So you’ll find it difficult to fund your retirement if you don’t put enough in ‘growth’ assets early on in your life.
“Despite periodic setbacks [such as world wars, GFC, etc],, shares and other growth assets provide much higher returns over the long term than cash and bonds.”
9. Timing the market
Quoting veteran investor Peter Lynch, who oversaw the best-performing mutual fund in the world, Oliver said: “More money has been lost trying to anticipate and protect from corrections than actually in them.”
In short: trying to time the market, for most people, is “very difficult” – and one of the above eight mistakes tend to kick in, wiping out gains.

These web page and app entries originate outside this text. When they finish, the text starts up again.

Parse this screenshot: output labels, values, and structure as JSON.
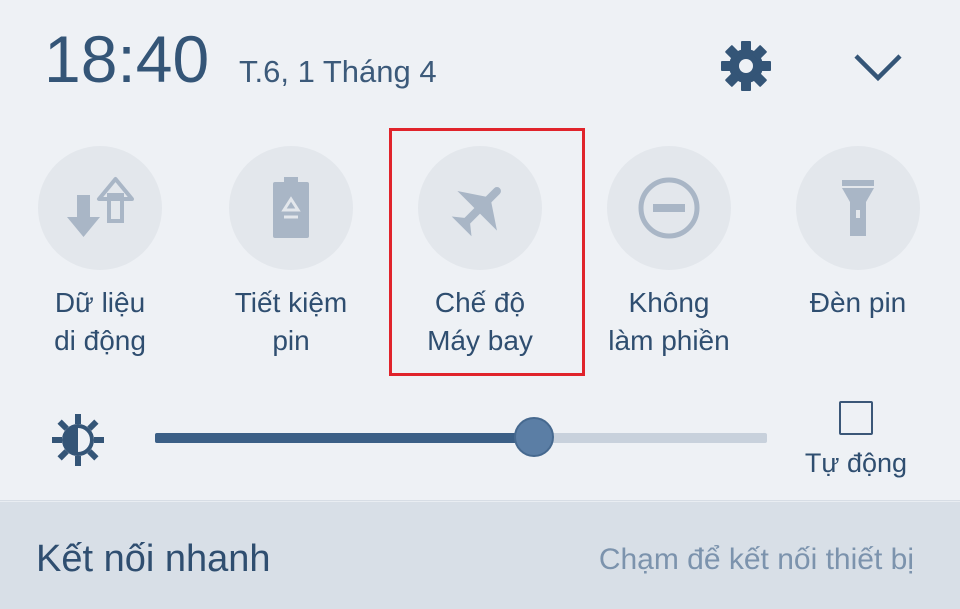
{
  "header": {
    "time": "18:40",
    "date": "T.6, 1 Tháng 4"
  },
  "tiles": [
    {
      "line1": "Dữ liệu",
      "line2": "di động",
      "icon": "mobile-data-icon"
    },
    {
      "line1": "Tiết kiệm",
      "line2": "pin",
      "icon": "battery-saver-icon"
    },
    {
      "line1": "Chế độ",
      "line2": "Máy bay",
      "icon": "airplane-icon"
    },
    {
      "line1": "Không",
      "line2": "làm phiền",
      "icon": "do-not-disturb-icon"
    },
    {
      "line1": "Đèn pin",
      "line2": "",
      "icon": "flashlight-icon"
    }
  ],
  "brightness": {
    "level_percent": 62,
    "auto_label": "Tự động",
    "auto_checked": false
  },
  "quick_connect": {
    "title": "Kết nối nhanh",
    "hint": "Chạm để kết nối thiết bị"
  },
  "colors": {
    "accent": "#345577",
    "highlight": "#e0232b",
    "icon_gray": "#a9b6c6"
  }
}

“Perhaps the best example of this is a comparison of returns if the investor is fully invested in shares versus missing out on the best days,” said Oliver.
“Of course, if you can avoid the worst days during a given period, you will boost returns – but this is very hard to do, and many investors only get out after the bad returns have occurred, just in time to miss out on some of the best days and so hurt returns.”
If you’re fully invested in Aussie shares from January 1995, you’d see returns of 9.5 per cent every year, according to the economist.
“But if by trying to time the market you miss the 10 best days the return falls to 7.4 per cent p.a. If you miss the 40 best days, it drops to just 3.1 per cent p.a. Hence, it’s time in that matters, not timing.”